_What this task involves_:
Here are some records; copy every line that holds the word "emote".

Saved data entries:
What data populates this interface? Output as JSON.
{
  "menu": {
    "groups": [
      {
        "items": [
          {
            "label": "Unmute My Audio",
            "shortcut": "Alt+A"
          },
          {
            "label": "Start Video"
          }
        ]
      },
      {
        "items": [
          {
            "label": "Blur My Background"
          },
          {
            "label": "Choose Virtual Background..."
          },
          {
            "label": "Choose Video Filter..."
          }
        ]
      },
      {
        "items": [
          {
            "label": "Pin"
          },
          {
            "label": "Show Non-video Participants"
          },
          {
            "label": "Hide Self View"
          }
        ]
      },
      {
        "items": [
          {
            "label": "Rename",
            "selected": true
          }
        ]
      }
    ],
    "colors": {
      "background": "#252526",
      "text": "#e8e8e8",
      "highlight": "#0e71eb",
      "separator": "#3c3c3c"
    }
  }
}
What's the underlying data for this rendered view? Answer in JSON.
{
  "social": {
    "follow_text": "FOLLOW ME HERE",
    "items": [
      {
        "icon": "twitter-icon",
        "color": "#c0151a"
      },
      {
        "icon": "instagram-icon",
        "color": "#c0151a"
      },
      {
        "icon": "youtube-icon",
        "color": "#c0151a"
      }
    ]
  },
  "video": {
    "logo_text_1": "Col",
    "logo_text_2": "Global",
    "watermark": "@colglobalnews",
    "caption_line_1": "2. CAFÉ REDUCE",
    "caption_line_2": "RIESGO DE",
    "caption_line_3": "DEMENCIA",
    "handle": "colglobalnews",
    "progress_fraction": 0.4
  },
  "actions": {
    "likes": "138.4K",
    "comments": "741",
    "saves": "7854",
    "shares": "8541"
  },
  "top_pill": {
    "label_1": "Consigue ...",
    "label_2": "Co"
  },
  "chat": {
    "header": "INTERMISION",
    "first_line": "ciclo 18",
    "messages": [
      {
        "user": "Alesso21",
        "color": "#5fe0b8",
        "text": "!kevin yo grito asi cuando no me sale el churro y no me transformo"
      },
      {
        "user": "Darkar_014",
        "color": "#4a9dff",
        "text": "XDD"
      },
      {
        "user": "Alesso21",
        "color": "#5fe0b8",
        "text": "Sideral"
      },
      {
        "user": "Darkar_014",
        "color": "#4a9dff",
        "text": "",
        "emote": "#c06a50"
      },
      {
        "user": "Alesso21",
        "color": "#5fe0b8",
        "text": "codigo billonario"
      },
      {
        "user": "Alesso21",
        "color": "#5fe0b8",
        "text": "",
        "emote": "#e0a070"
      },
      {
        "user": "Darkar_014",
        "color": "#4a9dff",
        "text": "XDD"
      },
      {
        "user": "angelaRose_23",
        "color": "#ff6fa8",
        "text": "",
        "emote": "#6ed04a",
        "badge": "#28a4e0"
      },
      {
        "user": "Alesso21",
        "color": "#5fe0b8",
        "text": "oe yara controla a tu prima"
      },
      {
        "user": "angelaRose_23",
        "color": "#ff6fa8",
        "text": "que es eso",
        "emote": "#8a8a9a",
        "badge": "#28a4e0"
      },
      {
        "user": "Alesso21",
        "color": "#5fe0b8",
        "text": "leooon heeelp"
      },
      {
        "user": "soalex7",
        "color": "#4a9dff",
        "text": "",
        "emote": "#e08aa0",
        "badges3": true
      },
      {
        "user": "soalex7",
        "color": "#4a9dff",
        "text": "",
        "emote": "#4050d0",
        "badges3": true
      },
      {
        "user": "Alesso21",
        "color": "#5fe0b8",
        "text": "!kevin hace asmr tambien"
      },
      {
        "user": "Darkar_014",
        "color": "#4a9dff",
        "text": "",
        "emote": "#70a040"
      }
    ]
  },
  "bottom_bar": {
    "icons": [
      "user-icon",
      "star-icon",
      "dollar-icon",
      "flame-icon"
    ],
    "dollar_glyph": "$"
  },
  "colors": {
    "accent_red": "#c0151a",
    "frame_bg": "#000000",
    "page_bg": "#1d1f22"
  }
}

_The completed task_:
        "emote": "#c06a50"
        "emote": "#e0a070"
        "emote": "#6ed04a",
        "emote": "#8a8a9a",
        "emote": "#e08aa0",
        "emote": "#4050d0",
        "emote": "#70a040"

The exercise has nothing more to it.